- CSX and Canadian National Railway will offer a new intermodal service beginning Oct. 7, connecting Montreal and Southern Ontario to Philadelphia, New York, New Jersey and the New York City metropolitan area, where CSX currently offers service, according to a press release.
- "This new intermodal offering aims to convert long-haul trucks to interline rail services," Keith Reardon, senior vice-president of consumer product supply chain at CN, said in a statement. "Trains will run directly into the heart of the metropolitan markets of Toronto and Montreal via CN intermodal yards, making this partnership a natural opportunity for both railroads."
- Intermodal revenue at CSX was down 11% in the second quarter. CN posted a 15% bump in intermodal revenue during the same period.
Taking freight off of the highways and onto the rails is arguably Canadian and U.S. railroads' number one goal and the aim of this partnership.
"Answering a need expressed by our customers, this new service positions us to capture market share from trucks and increases capacity in these expedited lanes, as larger container ships call at the Port of Philadelphia and Port of New York and New Jersey,” CSX CEO Jim Foote said in a statement.

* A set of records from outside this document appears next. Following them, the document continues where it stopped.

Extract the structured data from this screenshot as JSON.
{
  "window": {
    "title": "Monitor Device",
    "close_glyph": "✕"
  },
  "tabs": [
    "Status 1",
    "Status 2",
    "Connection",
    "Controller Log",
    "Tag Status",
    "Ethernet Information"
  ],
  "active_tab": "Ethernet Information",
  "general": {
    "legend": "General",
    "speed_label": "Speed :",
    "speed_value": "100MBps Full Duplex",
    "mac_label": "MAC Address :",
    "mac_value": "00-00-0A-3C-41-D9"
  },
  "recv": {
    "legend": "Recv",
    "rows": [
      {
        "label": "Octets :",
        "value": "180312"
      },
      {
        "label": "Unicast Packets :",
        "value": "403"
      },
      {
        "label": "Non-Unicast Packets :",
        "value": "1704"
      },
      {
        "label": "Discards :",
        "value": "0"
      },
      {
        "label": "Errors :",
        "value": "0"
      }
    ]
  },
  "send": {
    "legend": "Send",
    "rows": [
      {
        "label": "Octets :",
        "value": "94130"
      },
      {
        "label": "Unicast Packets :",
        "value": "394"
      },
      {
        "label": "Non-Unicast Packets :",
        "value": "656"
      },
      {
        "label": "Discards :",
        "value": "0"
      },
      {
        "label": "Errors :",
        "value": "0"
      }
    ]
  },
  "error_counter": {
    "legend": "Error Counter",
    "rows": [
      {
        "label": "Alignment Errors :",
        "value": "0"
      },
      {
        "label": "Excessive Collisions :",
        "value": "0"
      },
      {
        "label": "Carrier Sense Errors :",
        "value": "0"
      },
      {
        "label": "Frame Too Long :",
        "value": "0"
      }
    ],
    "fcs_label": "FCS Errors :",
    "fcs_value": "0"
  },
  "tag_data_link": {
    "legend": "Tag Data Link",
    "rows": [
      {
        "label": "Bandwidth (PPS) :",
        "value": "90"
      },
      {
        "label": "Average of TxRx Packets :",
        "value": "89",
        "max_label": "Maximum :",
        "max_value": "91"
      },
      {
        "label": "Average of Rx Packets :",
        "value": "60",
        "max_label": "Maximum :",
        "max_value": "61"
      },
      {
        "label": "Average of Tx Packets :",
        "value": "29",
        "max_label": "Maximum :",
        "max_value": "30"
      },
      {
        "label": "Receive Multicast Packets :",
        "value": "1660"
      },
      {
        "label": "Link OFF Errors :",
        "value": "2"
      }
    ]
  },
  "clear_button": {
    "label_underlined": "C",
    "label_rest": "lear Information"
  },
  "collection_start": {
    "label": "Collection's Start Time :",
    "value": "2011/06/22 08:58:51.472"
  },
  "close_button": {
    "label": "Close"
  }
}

Many Class I railroads are banking on intermodal freight representing a major part of their future growth. CN has been particularly bullish, making two recent trucking acquisitions and suggesting there may be more on the way. CSX too has been committed to intermodal growth, with Foote as one of the most vocal rail leaders espousing that the railroads need to transform into a premium service.
In January, Foote said providing a "valuable service" is "changing the dynamics and we are starting to get business from truck that historically moved on rail that's now coming back because of the changes we have made."
It may seem counterintuitive that Class I's like CSX would cut intermodal pairs and "rationalize" networks in the name of precision-scheduled railroading (PSR) — potentially leading to less comprehensive and less attractive intermodal service.
Foote and other PSR-believers have historically contended the efficiency and reliability that come from PSR will be a benefit to customers and make the rails more competitive with the highways. Some vocal customers disagree.
Actions like this new partnership don't happen overnight, but the addition of new intermodal service does represent a departure from the last year or two of service cuts.
By July, a "puzzling" economy and softening trucking market combined with fewer intermodal lanes caused CSX to adjust its 2019 revenue projections down, so this move may be a sign that the railroad sees the value in adding service, on top of chasing the utmost efficiency.